## WHAT TO WORK ON
Please return all the records exactly, with nothing left out.

***

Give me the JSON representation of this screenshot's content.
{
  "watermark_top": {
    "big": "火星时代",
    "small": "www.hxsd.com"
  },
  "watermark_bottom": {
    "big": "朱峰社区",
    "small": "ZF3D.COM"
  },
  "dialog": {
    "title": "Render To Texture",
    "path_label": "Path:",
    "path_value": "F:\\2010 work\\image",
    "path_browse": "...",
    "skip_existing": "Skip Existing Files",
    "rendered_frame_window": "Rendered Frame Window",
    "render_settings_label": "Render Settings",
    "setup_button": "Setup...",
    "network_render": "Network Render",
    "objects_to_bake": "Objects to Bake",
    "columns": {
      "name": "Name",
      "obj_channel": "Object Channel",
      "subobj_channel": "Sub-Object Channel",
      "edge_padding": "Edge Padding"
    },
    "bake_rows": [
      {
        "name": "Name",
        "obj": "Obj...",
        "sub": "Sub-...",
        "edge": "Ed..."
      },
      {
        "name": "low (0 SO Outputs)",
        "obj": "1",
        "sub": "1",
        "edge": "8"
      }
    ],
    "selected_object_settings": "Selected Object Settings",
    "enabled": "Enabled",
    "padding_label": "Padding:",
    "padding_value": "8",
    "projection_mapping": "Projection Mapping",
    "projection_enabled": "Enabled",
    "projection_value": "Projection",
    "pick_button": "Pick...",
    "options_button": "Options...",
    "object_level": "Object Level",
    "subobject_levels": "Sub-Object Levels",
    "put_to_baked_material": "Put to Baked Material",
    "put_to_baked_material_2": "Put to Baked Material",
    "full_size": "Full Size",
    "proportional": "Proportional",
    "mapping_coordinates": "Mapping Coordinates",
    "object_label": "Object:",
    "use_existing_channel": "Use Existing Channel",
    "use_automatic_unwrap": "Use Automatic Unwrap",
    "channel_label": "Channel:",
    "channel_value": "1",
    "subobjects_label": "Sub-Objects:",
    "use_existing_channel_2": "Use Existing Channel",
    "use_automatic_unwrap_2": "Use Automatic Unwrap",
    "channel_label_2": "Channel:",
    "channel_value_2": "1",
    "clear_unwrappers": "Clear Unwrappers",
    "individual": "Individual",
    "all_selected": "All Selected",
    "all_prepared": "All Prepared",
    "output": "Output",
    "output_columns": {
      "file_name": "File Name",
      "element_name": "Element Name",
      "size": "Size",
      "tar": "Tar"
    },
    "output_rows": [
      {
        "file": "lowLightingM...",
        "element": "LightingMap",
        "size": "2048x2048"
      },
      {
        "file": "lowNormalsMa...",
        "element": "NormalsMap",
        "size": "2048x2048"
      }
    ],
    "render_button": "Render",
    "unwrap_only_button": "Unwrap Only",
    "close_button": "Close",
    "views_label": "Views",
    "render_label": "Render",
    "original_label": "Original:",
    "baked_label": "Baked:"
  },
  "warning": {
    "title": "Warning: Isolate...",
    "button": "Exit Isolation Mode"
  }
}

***

## TASK ANSWER
Give me the JSON representation of this screenshot's content.
{
  "watermark_top": {
    "big": "火星时代",
    "small": "www.hxsd.com"
  },
  "watermark_bottom": {
    "big": "朱峰社区",
    "small": "ZF3D.COM"
  },
  "dialog": {
    "title": "Render To Texture",
    "path_label": "Path:",
    "path_value": "F:\\2010 work\\image",
    "path_browse": "...",
    "skip_existing": "Skip Existing Files",
    "rendered_frame_window": "Rendered Frame Window",
    "render_settings_label": "Render Settings",
    "setup_button": "Setup...",
    "network_render": "Network Render",
    "objects_to_bake": "Objects to Bake",
    "columns": {
      "name": "Name",
      "obj_channel": "Object Channel",
      "subobj_channel": "Sub-Object Channel",
      "edge_padding": "Edge Padding"
    },
    "bake_rows": [
      {
        "name": "Name",
        "obj": "Obj...",
        "sub": "Sub-...",
        "edge": "Ed..."
      },
      {
        "name": "low (0 SO Outputs)",
        "obj": "1",
        "sub": "1",
        "edge": "8"
      }
    ],
    "selected_object_settings": "Selected Object Settings",
    "enabled": "Enabled",
    "padding_label": "Padding:",
    "padding_value": "8",
    "projection_mapping": "Projection Mapping",
    "projection_enabled": "Enabled",
    "projection_value": "Projection",
    "pick_button": "Pick...",
    "options_button": "Options...",
    "object_level": "Object Level",
    "subobject_levels": "Sub-Object Levels",
    "put_to_baked_material": "Put to Baked Material",
    "put_to_baked_material_2": "Put to Baked Material",
    "full_size": "Full Size",
    "proportional": "Proportional",
    "mapping_coordinates": "Mapping Coordinates",
    "object_label": "Object:",
    "use_existing_channel": "Use Existing Channel",
    "use_automatic_unwrap": "Use Automatic Unwrap",
    "channel_label": "Channel:",
    "channel_value": "1",
    "subobjects_label": "Sub-Objects:",
    "use_existing_channel_2": "Use Existing Channel",
    "use_automatic_unwrap_2": "Use Automatic Unwrap",
    "channel_label_2": "Channel:",
    "channel_value_2": "1",
    "clear_unwrappers": "Clear Unwrappers",
    "individual": "Individual",
    "all_selected": "All Selected",
    "all_prepared": "All Prepared",
    "output": "Output",
    "output_columns": {
      "file_name": "File Name",
      "element_name": "Element Name",
      "size": "Size",
      "tar": "Tar"
    },
    "output_rows": [
      {
        "file": "lowLightingM...",
        "element": "LightingMap",
        "size": "2048x2048"
      },
      {
        "file": "lowNormalsMa...",
        "element": "NormalsMap",
        "size": "2048x2048"
      }
    ],
    "render_button": "Render",
    "unwrap_only_button": "Unwrap Only",
    "close_button": "Close",
    "views_label": "Views",
    "render_label": "Render",
    "original_label": "Original:",
    "baked_label": "Baked:"
  },
  "warning": {
    "title": "Warning: Isolate...",
    "button": "Exit Isolation Mode"
  }
}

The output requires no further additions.